OK
The Universal Selection Source:
Adhesives Ingredients
Article

Cationic UV Cured Epoxy Adhesives

SpecialChem / Apr 6, 2005

Radiation curing refers to polymerization induced by radiation such as ultraviolet (UV) light, electron beam (EB), or visible light. Like thermal polymerization methods, radiation curing transforms a low viscosity liquid into a crosslinked solid. Unlike thermal polymerization, radiation results in low energy consumption and very fast cure times. Radiation curing of adhesives is finding great application in the electronics industry and in advancing pressure sensitive adhesives on tapes and labels. In terms of chemistry, two basic types of UV radiation curing adhesive systems exist: free radical and cationic. Intense UV illumination can be used to generate reactive species such as free radicals or cations from a photoinitiator. These reactive species then promote the polymerization of multifunctional monomers. The majority of commercial UV curing systems is the free radical type, and these adhesives use acrylic or acrylate components.
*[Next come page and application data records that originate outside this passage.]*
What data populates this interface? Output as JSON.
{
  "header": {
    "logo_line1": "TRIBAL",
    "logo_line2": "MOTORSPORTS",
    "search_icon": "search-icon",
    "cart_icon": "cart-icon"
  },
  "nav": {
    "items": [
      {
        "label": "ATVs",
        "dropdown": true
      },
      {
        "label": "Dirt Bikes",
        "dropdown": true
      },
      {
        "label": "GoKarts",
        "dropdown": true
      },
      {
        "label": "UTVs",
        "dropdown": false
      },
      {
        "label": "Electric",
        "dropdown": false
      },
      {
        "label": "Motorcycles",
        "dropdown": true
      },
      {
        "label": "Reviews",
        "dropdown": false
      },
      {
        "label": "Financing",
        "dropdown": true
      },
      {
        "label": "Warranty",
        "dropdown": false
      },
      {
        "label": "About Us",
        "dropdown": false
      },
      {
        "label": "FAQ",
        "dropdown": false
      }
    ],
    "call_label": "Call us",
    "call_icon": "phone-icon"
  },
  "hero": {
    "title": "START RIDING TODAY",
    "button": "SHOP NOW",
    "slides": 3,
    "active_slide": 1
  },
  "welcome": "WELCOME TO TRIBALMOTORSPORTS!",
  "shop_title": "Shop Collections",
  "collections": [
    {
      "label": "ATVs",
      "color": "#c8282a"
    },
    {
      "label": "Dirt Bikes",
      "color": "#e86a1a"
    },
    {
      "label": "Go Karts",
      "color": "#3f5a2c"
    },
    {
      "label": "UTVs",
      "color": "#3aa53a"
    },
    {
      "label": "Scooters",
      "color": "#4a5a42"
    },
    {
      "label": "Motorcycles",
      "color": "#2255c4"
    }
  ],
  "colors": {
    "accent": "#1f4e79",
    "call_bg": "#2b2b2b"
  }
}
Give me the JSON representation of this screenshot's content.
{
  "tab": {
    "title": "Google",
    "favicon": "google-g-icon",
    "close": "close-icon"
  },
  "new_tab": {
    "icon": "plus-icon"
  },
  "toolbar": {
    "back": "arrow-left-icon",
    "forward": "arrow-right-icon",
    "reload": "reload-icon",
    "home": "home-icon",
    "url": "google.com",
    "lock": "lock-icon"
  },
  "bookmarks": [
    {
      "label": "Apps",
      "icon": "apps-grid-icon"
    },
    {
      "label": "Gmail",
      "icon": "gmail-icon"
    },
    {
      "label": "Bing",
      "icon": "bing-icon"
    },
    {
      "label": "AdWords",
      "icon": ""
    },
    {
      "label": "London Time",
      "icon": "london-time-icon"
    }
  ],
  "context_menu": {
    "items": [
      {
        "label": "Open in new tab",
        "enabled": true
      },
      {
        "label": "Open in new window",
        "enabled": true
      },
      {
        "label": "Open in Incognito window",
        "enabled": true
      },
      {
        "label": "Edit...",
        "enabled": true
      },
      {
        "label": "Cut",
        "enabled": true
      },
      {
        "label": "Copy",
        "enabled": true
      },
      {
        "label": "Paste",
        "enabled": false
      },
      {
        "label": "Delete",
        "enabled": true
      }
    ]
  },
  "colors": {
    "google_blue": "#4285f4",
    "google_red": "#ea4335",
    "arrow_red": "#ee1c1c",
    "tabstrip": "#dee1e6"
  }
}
Although less commonly used, radiation initiated cationic polymerization offers several advantages over free radical polymerization.

Be the first to comment on "Cationic UV Cured Epoxy Adhesives"

Leave a comment





Your email address and name will not be published submitting a comment or rating implies your acceptance to SpecialChem Terms & Conditions
Improve your performance with water soluble epoxy compounds
Back to Top